Adding a Teen Driver

Handing your teenager the keys to a car and watching them drive away for the first time can be nerve-racking. Knowing your teen is properly covered with insurance can help to ease the stress, especially since it's required. Because teen drivers have a much higher accident rate than older drivers, making them riskier to insure, your rates will likely increase, so talk to your agent about young driver discounts.

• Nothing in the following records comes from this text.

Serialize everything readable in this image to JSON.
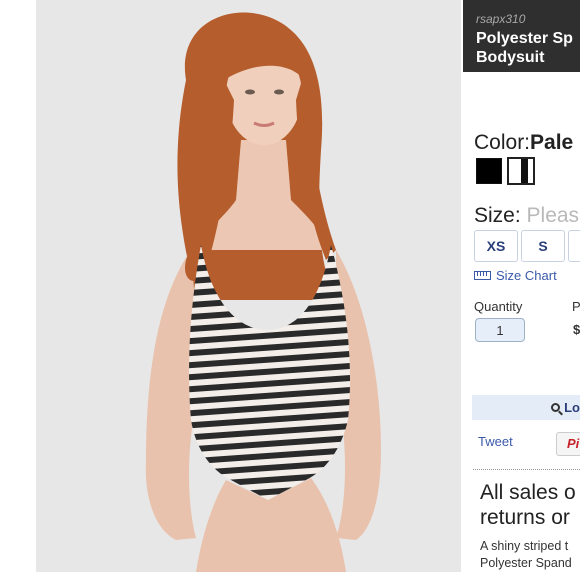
{
  "product": {
    "sku": "rsapx310",
    "title_line1": "Polyester Sp",
    "title_line2": "Bodysuit",
    "photo_description": "Model wearing a black and white striped bodysuit"
  },
  "color": {
    "label": "Color:",
    "selected": "Pale",
    "swatches": [
      {
        "name": "black",
        "color": "#000000"
      },
      {
        "name": "white-black-stripe",
        "color": "#ffffff"
      }
    ]
  },
  "size": {
    "label": "Size:",
    "placeholder": "Pleas",
    "options": [
      "XS",
      "S"
    ],
    "chart_link": "Size Chart"
  },
  "quantity": {
    "label": "Quantity",
    "value": "1"
  },
  "price": {
    "label": "P",
    "value": "$"
  },
  "lookup_button": "Lo",
  "social": {
    "tweet": "Tweet",
    "pin": "Pi"
  },
  "notice": {
    "line1": "All sales o",
    "line2": "returns or"
  },
  "description": {
    "line1": "A shiny striped t",
    "line2": "Polyester Spand"
  },
  "colors": {
    "header_bg": "#2f2f2f",
    "link": "#3a5aa8",
    "accent_button_bg": "#e4ecf8"
  }
}
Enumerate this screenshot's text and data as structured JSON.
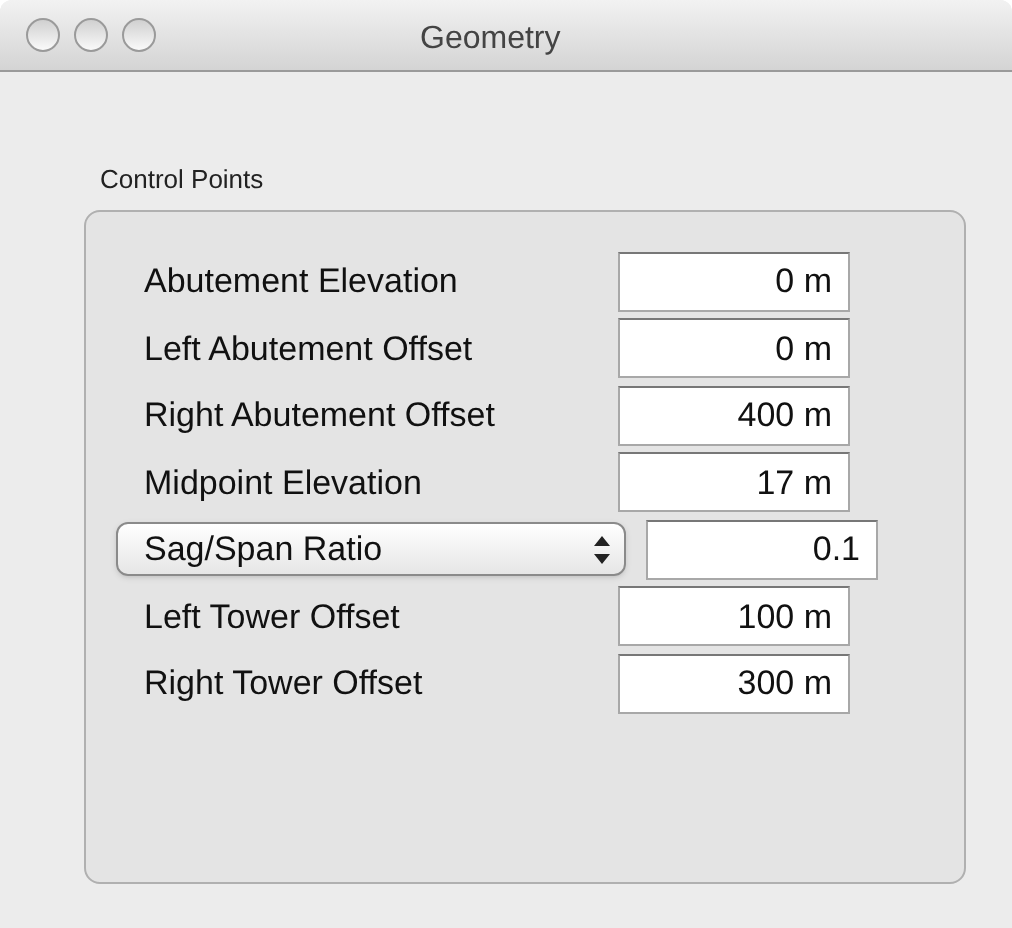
{
  "window": {
    "title": "Geometry"
  },
  "group": {
    "title": "Control Points",
    "rows": [
      {
        "kind": "label",
        "label": "Abutement Elevation",
        "value": "0 m"
      },
      {
        "kind": "label",
        "label": "Left Abutement Offset",
        "value": "0 m"
      },
      {
        "kind": "label",
        "label": "Right Abutement Offset",
        "value": "400 m"
      },
      {
        "kind": "label",
        "label": "Midpoint Elevation",
        "value": "17 m"
      },
      {
        "kind": "popup",
        "label": "Sag/Span Ratio",
        "value": "0.1"
      },
      {
        "kind": "label",
        "label": "Left Tower Offset",
        "value": "100 m"
      },
      {
        "kind": "label",
        "label": "Right Tower Offset",
        "value": "300 m"
      }
    ]
  }
}
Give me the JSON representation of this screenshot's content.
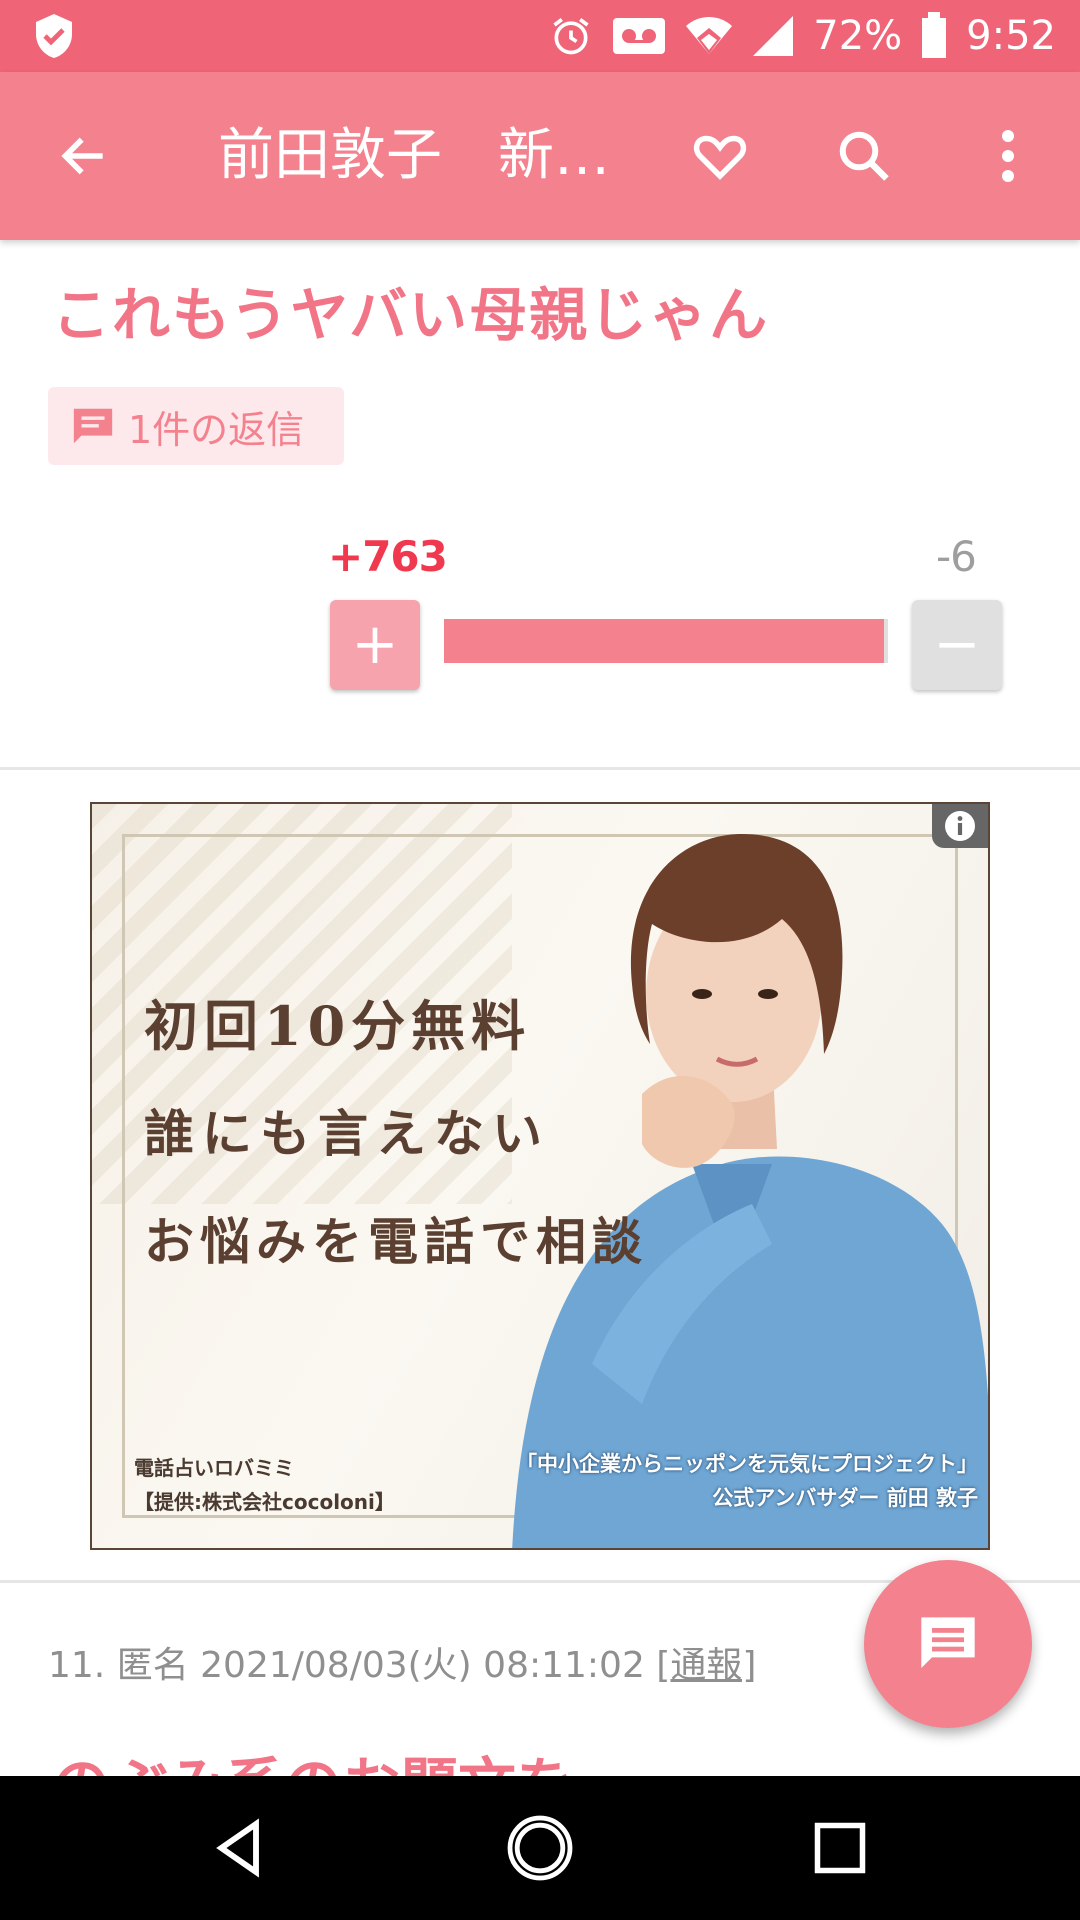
{
  "status_bar": {
    "battery": "72%",
    "time": "9:52"
  },
  "app_bar": {
    "title": "前田敦子　新…"
  },
  "post": {
    "title": "これもうヤバい母親じゃん",
    "reply_label": "1件の返信",
    "plus_count": "+763",
    "minus_count": "-6",
    "plus_symbol": "+",
    "minus_symbol": "−",
    "vote_ratio": 0.992
  },
  "ad": {
    "line1": "初回10分無料",
    "line2": "誰にも言えない",
    "line3": "お悩みを電話で相談",
    "brand_name": "電話占いロバミミ",
    "brand_provider": "【提供:株式会社cocoloni】",
    "caption1": "「中小企業からニッポンを元気にプロジェクト」",
    "caption2": "公式アンバサダー 前田 敦子"
  },
  "next_comment": {
    "meta": "11. 匿名 2021/08/03(火) 08:11:02 ",
    "report_label": "[通報]",
    "title_partial": "のぶみ系のお題文を"
  },
  "icons": {
    "status": [
      "shield-check-icon",
      "alarm-icon",
      "voicemail-icon",
      "wifi-icon",
      "signal-icon",
      "battery-icon"
    ],
    "app_bar": [
      "back-arrow-icon",
      "heart-icon",
      "search-icon",
      "more-vert-icon"
    ],
    "nav": [
      "back-triangle-icon",
      "home-circle-icon",
      "recents-square-icon"
    ]
  },
  "colors": {
    "primary": "#f4828e",
    "status": "#ef6577",
    "plus": "#f0394f"
  }
}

Farm Bureau Insurance customers should ask about the First Mile discount, a teen driver program which could earn you a 10 percent discount on auto insurance for the young driver's vehicle. First Mile is an excellent learning tool for teens. Emphasizing the utmost importance of safety, it involves teens in an interactive experience that is both informative and engaging. It’s impossible to complete the program and earn the discount without taking a serious look at the dangers involved with teen driving—and making a real commitment to be as safe as possible.

Getting Divorced

If you and your spouse decide to part ways, you'll want to make sure both of you (and any dependents) are still properly covered. As you divide up assets, you'll need to separate your insurance policies as well. To avoid gaps in coverage, a spouse will need to establish his or her own individual policy before being canceled from a joint policy. Talk to your spouse and your agent about discounts you may lose or become eligible for in the event of a divorce.

As you can see, there are many factors that can play into how much you’re paying for your car insurance. While it may not be ideal, it’s important to be aware of these factors so that you’re not surprised by any changes that may occur to your premium. The most important thing is your safety on the road, however, so we’ve got several car insurance options for you to choose from.

Keep Your Coverage Up To Date As Life Changes

With its constant changes, life can be overwhelming, but your local Farm Bureau Insurance agent is always ready to help. Schedule a review with your agent at least every three years to make sure you're properly covered in all aspects of life and receive the best possible deals.

Posted in Auto